    Meanwhile I see two important points when it comes to the question how to start spreading the IoT.
    1. In many cases that I saw in the last months it is easy to sketch out huge ecosystems with many stakeholders that leverage many many use cases. The big question is: “How to get there? Where to start?” All these cases need to find a core setup as a feasible (market-, technology and money-wise) starting point. This means focussing on just very few use cases (products or services).
    2. Once this starting point has been found one has to make sure that the entry barrier for the customer is as low as possible. Only little or no upfront investment. Installation and configuration as easy as possible, if requried at all. Good support in case of troubles. And so on.

  • 28. November 2013 at 12:53

    Hi Markus,
    I also share your point of view regarding the young character of ioT and the fact every company in this business try to provide a complete solution to the end customer. The potential of standardization and platform solutions in Iots is much bigger than we currently experience in automotive software engineering for example. I like the example of the watch too.
    And that s the point: we should take out the most functions, services with as less hardware as possible. Another example illustrating this: Control a smart home with a smart phone supporting zigbee protocol and no further needs for extra zigbee controller, gateway…
    Each OEM shall bring connectivity into its products (the question is which one: Wifi, BT, Zigbee….) and provide a cloud platform to control, update the appliances. Then implement and sale specific services out from this cloud platform.
    I am looking forward to see which OEM will spraid Iot(s) such as facebook spraid Web2.0

  • 25. November 2013 at 16:54

    Hi Stephane,
    many thanks for your comment.

    I agree that standardization will have big impact on the IoT.

    For today crowdfunding (kickstarter) and crowdsourcing (mturk) fuel many startups not only in the IoT. But IoT is comparatively young. In this young environment many companies offer vertically integrated soultions. They build everything from HW to Backend to App. But how will things change once the plattforms and global standards you mentioned emerge?

    The thought of specific services I like very much. Things can gain a completely different meaning by adding connectivity to them. For example: A watch can become an emergency device once you add connectivity and provide an emergency call center service.

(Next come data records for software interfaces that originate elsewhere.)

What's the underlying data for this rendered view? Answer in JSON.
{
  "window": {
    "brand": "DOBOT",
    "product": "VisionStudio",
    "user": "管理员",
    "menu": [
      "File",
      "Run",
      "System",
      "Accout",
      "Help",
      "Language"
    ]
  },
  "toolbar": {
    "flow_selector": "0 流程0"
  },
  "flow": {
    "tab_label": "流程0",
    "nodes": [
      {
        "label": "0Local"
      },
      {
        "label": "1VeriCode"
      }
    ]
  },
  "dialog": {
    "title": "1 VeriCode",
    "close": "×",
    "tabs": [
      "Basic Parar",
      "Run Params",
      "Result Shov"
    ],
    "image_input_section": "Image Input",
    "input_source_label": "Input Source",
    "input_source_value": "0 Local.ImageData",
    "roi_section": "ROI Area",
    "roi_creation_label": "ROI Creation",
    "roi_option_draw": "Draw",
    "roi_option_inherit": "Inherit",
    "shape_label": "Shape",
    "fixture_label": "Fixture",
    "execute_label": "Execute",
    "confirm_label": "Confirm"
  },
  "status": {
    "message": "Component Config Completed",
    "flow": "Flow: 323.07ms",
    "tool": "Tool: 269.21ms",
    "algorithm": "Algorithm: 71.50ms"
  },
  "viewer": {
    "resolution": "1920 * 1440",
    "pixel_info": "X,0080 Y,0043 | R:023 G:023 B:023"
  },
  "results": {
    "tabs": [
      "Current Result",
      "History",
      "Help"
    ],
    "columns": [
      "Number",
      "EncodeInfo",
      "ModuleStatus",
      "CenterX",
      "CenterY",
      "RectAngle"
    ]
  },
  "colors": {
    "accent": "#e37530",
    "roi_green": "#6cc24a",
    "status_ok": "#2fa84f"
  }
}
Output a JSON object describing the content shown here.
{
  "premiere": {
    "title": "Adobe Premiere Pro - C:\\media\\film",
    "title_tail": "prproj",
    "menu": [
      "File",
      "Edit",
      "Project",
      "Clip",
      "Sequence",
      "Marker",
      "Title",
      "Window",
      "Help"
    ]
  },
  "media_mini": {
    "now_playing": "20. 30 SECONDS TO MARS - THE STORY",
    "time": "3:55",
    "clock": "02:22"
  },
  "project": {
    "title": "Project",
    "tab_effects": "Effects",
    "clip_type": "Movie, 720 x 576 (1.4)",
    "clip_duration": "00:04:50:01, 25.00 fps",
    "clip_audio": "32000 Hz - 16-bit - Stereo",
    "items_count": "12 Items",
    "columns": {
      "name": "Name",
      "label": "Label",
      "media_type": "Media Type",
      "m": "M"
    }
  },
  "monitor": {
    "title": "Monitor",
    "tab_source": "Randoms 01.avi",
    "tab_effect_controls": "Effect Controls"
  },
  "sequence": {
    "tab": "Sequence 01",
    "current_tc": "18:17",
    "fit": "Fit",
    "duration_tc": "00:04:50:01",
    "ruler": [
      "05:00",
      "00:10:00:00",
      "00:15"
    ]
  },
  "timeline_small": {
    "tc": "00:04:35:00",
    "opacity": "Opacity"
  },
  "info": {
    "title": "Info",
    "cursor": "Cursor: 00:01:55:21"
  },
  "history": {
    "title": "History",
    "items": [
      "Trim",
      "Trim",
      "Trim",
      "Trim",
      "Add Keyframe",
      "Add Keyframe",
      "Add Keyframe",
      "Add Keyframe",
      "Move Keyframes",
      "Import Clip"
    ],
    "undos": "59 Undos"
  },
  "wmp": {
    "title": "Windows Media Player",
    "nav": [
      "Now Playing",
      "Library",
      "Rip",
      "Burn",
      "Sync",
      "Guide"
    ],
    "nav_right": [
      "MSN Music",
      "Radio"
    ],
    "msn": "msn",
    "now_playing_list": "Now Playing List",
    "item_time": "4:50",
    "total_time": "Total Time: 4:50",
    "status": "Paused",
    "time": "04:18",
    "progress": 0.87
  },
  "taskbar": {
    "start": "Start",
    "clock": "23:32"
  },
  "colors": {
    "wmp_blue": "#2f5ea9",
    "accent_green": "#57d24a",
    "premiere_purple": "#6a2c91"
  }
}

  • 25. November 2013 at 8:39

    …It may looks like…

    A standardization may take place within iots. What we experienced with Facebook, Linkedin, Amazon… could also apply to Iots. One (global) service, one global platform.

    Further new “social” engineering organization forms such as Kickstarter / Amazon Mechanical Turk for creating new services / maintenance (of virtual services) may enforce the iots market

    Future business may be organized around these 2 worlds:
    freeware (open source): we share, improve “platform things” which are of global relevance (i.e. Wikipedia, Android…) for free
    specific services: customized virtual services or services for a specific hardware will generate revenue.